One of the most important advantages of any business is its people. When the workforce is in tune the business can thrive.

Employee performance reviews are a necessity when it comes to achieving peak performance. No, reviews aren’t always seen as “fun”, but they are beneficial to the company, the manager and the employee. Here are ten tips for making employee performance reviews as impactful as possible.

1. Concentrate on What You Can Achieve Together

Don’t use performance reviews just to tell employees everything they’re doing wrong. Although certain aspects of an employee’s work might need to change, the key is to approach them as challenges you can overcome together, not as weaknesses inherent to their work style.

2. Strive For Consistency and Fairness

A performance review is intended to be a fair and balanced assessment of an employee’s performance. When discussing goals, areas for improvement and expectations, the message should remain consistent to minimize confusion. In addition, be sure to apply performance criteria to all employees, not just a few.

3. Encourage Employees to Evaluate Themselves

Self-evaluation allows employees to monitor their progress, self-correct, and dive deep into how they can improve. It further allows employees to identify their strengths, weaknesses, and development needs. By doing this, an employee can feel heard. Make it a two-way conversation and employees will feel a higher sense of value.

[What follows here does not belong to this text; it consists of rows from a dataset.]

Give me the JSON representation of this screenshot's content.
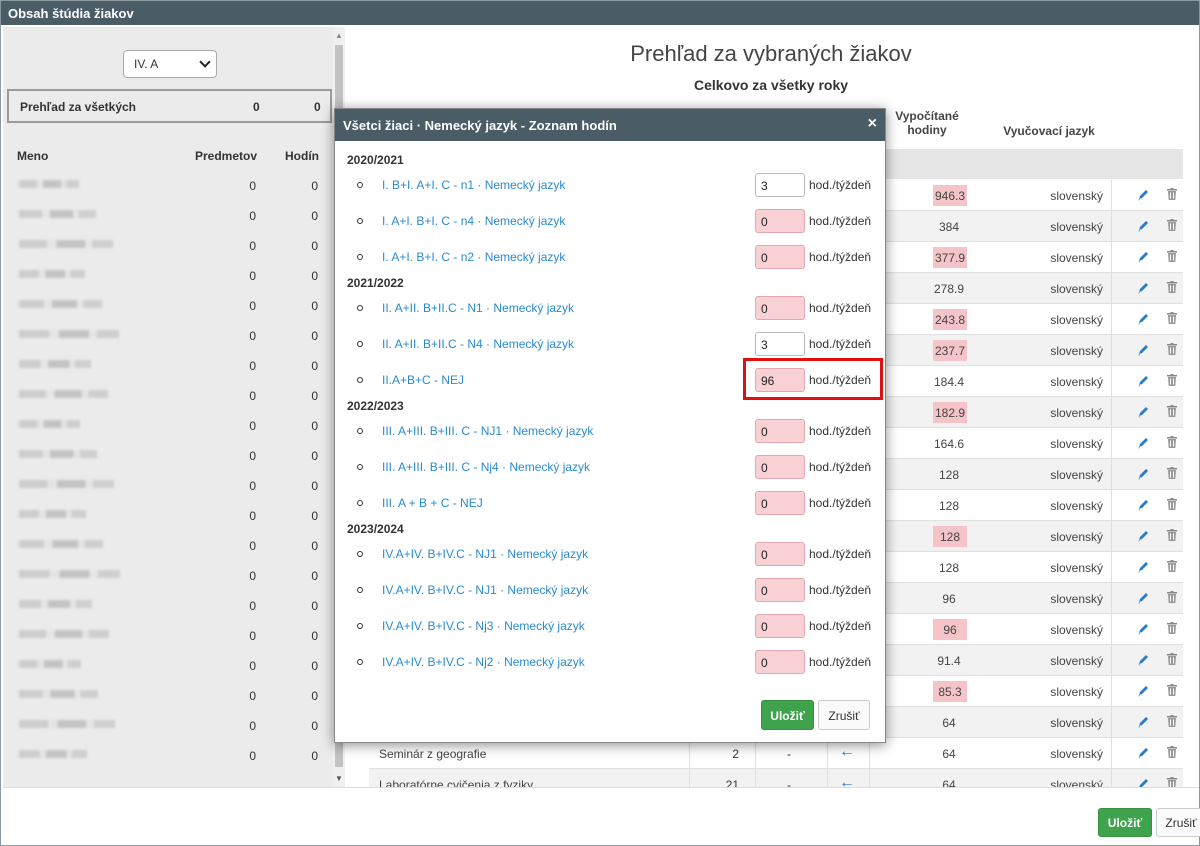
{
  "window": {
    "title": "Obsah štúdia žiakov"
  },
  "left": {
    "class_select": "IV. A",
    "overview_all": {
      "label": "Prehľad za všetkých",
      "subjects": "0",
      "hours": "0"
    },
    "headers": {
      "name": "Meno",
      "subjects": "Predmetov",
      "hours": "Hodín"
    },
    "rows": [
      {
        "subjects": "0",
        "hours": "0"
      },
      {
        "subjects": "0",
        "hours": "0"
      },
      {
        "subjects": "0",
        "hours": "0"
      },
      {
        "subjects": "0",
        "hours": "0"
      },
      {
        "subjects": "0",
        "hours": "0"
      },
      {
        "subjects": "0",
        "hours": "0"
      },
      {
        "subjects": "0",
        "hours": "0"
      },
      {
        "subjects": "0",
        "hours": "0"
      },
      {
        "subjects": "0",
        "hours": "0"
      },
      {
        "subjects": "0",
        "hours": "0"
      },
      {
        "subjects": "0",
        "hours": "0"
      },
      {
        "subjects": "0",
        "hours": "0"
      },
      {
        "subjects": "0",
        "hours": "0"
      },
      {
        "subjects": "0",
        "hours": "0"
      },
      {
        "subjects": "0",
        "hours": "0"
      },
      {
        "subjects": "0",
        "hours": "0"
      },
      {
        "subjects": "0",
        "hours": "0"
      },
      {
        "subjects": "0",
        "hours": "0"
      },
      {
        "subjects": "0",
        "hours": "0"
      },
      {
        "subjects": "0",
        "hours": "0"
      }
    ]
  },
  "main": {
    "title": "Prehľad za vybraných žiakov",
    "subtitle": "Celkovo za všetky roky",
    "headers": {
      "computed_hours": "Vypočítané hodiny",
      "language": "Vyučovací jazyk"
    },
    "rows": [
      {
        "hours": "946.3",
        "pink": true,
        "lang": "slovenský"
      },
      {
        "hours": "384",
        "pink": false,
        "lang": "slovenský"
      },
      {
        "hours": "377.9",
        "pink": true,
        "lang": "slovenský"
      },
      {
        "hours": "278.9",
        "pink": false,
        "lang": "slovenský"
      },
      {
        "hours": "243.8",
        "pink": true,
        "lang": "slovenský"
      },
      {
        "hours": "237.7",
        "pink": true,
        "lang": "slovenský"
      },
      {
        "hours": "184.4",
        "pink": false,
        "lang": "slovenský"
      },
      {
        "hours": "182.9",
        "pink": true,
        "lang": "slovenský"
      },
      {
        "hours": "164.6",
        "pink": false,
        "lang": "slovenský"
      },
      {
        "hours": "128",
        "pink": false,
        "lang": "slovenský"
      },
      {
        "hours": "128",
        "pink": false,
        "lang": "slovenský"
      },
      {
        "hours": "128",
        "pink": true,
        "lang": "slovenský"
      },
      {
        "hours": "128",
        "pink": false,
        "lang": "slovenský"
      },
      {
        "hours": "96",
        "pink": false,
        "lang": "slovenský"
      },
      {
        "hours": "96",
        "pink": true,
        "lang": "slovenský"
      },
      {
        "hours": "91.4",
        "pink": false,
        "lang": "slovenský"
      },
      {
        "hours": "85.3",
        "pink": true,
        "lang": "slovenský"
      },
      {
        "hours": "64",
        "pink": false,
        "lang": "slovenský"
      },
      {
        "name": "Seminár z geografie",
        "count": "2",
        "dash": "-",
        "hours": "64",
        "pink": false,
        "lang": "slovenský"
      },
      {
        "name": "Laboratórne cvičenia z fyziky",
        "count": "21",
        "dash": "-",
        "hours": "64",
        "pink": false,
        "lang": "slovenský"
      }
    ],
    "save": "Uložiť",
    "cancel": "Zrušiť"
  },
  "modal": {
    "title": "Všetci žiaci · Nemecký jazyk - Zoznam hodín",
    "close": "×",
    "unit": "hod./týždeň",
    "groups": [
      {
        "year": "2020/2021",
        "items": [
          {
            "label": "I. B+I. A+I. C - n1 · Nemecký jazyk",
            "value": "3",
            "pink": false
          },
          {
            "label": "I. A+I. B+I. C - n4 · Nemecký jazyk",
            "value": "0",
            "pink": true
          },
          {
            "label": "I. A+I. B+I. C - n2 · Nemecký jazyk",
            "value": "0",
            "pink": true
          }
        ]
      },
      {
        "year": "2021/2022",
        "items": [
          {
            "label": "II. A+II. B+II.C - N1 · Nemecký jazyk",
            "value": "0",
            "pink": true
          },
          {
            "label": "II. A+II. B+II.C - N4 · Nemecký jazyk",
            "value": "3",
            "pink": false
          },
          {
            "label": "II.A+B+C - NEJ",
            "value": "96",
            "pink": true
          }
        ]
      },
      {
        "year": "2022/2023",
        "items": [
          {
            "label": "III. A+III. B+III. C - NJ1 · Nemecký jazyk",
            "value": "0",
            "pink": true
          },
          {
            "label": "III. A+III. B+III. C - Nj4 · Nemecký jazyk",
            "value": "0",
            "pink": true
          },
          {
            "label": "III. A + B + C - NEJ",
            "value": "0",
            "pink": true
          }
        ]
      },
      {
        "year": "2023/2024",
        "items": [
          {
            "label": "IV.A+IV. B+IV.C - NJ1 · Nemecký jazyk",
            "value": "0",
            "pink": true
          },
          {
            "label": "IV.A+IV. B+IV.C - NJ1 · Nemecký jazyk",
            "value": "0",
            "pink": true
          },
          {
            "label": "IV.A+IV. B+IV.C - Nj3 · Nemecký jazyk",
            "value": "0",
            "pink": true
          },
          {
            "label": "IV.A+IV. B+IV.C - Nj2 · Nemecký jazyk",
            "value": "0",
            "pink": true
          }
        ]
      }
    ],
    "save": "Uložiť",
    "cancel": "Zrušiť"
  },
  "colors": {
    "header_bg": "#4a5d66",
    "link": "#2a8ad0",
    "save_green": "#3fa34d",
    "pink": "#f9d0d4",
    "highlight": "#e01010"
  }
}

4. Be Honest About Poor Performance

Be honest, but don’t be overly harsh. When offering a less-than-positive truth, it could be seen as a way to help, a way to solve a problem or a way to hurt someone. Always show compassion and provide a solution, even if the solution isn’t an immediate one. For example, offer advice, a plan and extra training to show that you’re available and willing to give the employee the right tools to succeed.

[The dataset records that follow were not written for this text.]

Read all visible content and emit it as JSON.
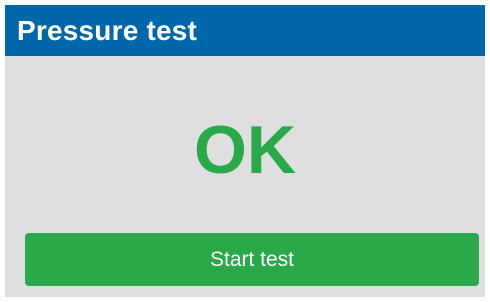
{
  "header": {
    "title": "Pressure test"
  },
  "status": {
    "text": "OK",
    "color": "#2aa94a"
  },
  "actions": {
    "start_label": "Start test"
  },
  "colors": {
    "header_background": "#0068aa",
    "panel_background": "#dfdfdf",
    "button_background": "#2aa94a"
  }
}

5. Don’t Talk About Negative Personality Traits

Focus on performance, not personality. If an employee does have a poor attitude, share specific examples of behaviors that caused you, and maybe other employees, to feel that way. By sharing details and offering help, the employee is less likely to feel attacked.

6. Give Words of Motivation

Words of motivation can truly increase performance. It’s better to uplift, motivate and inspire underperforming employees than it is to continually fire and rehire. Take time to help motivate employees by building their confidence and spirits.

7. Prepare Talking Points Before the Review

A proper employee evaluation requires preparation on the manager’s part. Employees will notice if you try to wing it and come unprepared, and not much will be accomplished to help career progression. When you’re preparing for the meeting, here are some details to compile:

  • Speak with other employees to gather opinions regarding performance.
  • Find a list of goals from last year’s performance review and have them on hand to discuss.
  • Note performance issues related to specific projects or tasks.
  • Gather positive feedback to mention in the review. This will help keep the conversation from focusing only on criticism.

8. Don’t Answer Questions You Can’t Answer

Managers don’t have to know everything, and that’s okay. If you can’t answer a particular question, just be honest and follow up later. In addition, if you shouldn’t discuss a certain topic with an employee, you don’t have to. The best employee evaluations are open and honest conversations, but make sure not to accidentally talk about sensitive or confidential information about other employees, customers, or the company itself. Be honest and forthcoming about the employee’s performance, but remember if anything slips it can and will be repeated later.

9. Set Future Goals

A major component of a performance review is to work with your employees to create future goals. They need to understand what is expected of them short-term and long-term. If your team isn’t clear on the goals they should be meeting, then they simply can’t meet them. To help, identify additional training or other resources they can utilize to build their skills and improve performance.

10. Don’t Compare One Employee to Another

Employee comparisons are unfair and could create unhealthy competition, resentment and conflict. Instead, use real goals and targets to make your comparisons. Show your employees the goals that you want them to reach and then grade their performance on how close or far they are from reaching them. Always draw comparisons from real data; never make it about competition among employees.

When done right, performance reviews can be an effective and powerful way of creating loyalty amongst team members. Feedback can go a long way in giving workers the confidence and drive they need in order to perform their jobs better.